- [Problem statement] The expected answer is a copy of every line in the listing that has the word "camera".

- [The records]
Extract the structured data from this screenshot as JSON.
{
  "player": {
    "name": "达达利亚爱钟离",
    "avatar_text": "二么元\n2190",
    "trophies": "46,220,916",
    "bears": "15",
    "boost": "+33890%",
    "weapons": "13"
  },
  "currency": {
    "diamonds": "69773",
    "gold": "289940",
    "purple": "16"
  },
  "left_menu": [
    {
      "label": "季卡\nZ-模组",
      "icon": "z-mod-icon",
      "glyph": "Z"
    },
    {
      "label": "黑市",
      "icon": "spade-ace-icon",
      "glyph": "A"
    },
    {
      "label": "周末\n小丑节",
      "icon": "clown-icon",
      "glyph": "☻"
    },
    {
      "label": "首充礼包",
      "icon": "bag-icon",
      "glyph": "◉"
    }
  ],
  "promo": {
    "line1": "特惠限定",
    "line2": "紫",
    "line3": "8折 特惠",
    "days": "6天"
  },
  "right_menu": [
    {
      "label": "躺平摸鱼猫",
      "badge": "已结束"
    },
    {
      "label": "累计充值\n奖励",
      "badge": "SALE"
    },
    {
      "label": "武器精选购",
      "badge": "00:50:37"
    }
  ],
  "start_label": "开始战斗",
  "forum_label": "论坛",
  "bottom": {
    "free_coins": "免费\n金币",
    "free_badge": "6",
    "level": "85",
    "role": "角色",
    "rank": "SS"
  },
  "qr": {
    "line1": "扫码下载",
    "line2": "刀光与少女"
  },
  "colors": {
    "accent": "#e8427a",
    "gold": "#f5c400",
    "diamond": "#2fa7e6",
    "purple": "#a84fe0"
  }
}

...

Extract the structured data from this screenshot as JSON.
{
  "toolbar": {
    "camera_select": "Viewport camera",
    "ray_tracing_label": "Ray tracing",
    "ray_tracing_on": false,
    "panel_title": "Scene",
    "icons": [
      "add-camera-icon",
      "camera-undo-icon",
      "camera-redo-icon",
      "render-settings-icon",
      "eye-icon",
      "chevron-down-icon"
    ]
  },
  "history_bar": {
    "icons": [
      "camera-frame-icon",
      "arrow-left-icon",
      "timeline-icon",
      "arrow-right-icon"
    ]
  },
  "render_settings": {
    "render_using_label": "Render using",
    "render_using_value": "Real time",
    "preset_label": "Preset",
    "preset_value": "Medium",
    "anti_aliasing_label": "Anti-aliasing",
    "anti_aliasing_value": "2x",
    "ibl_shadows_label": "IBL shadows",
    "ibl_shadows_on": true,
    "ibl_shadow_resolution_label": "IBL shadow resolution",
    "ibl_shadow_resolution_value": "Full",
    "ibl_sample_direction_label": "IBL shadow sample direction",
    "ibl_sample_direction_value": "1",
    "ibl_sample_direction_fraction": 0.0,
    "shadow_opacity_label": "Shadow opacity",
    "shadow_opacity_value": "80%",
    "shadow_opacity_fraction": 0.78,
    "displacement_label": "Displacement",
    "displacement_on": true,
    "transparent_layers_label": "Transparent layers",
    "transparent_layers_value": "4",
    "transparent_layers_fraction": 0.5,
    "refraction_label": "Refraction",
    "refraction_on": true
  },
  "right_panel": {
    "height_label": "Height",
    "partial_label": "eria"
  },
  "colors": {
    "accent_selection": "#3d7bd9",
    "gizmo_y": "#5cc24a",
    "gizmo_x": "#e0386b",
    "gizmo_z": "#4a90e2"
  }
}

- [Answer section]
    "camera_select": "Viewport camera",
      "add-camera-icon",
      "camera-undo-icon",
      "camera-redo-icon",
      "camera-frame-icon",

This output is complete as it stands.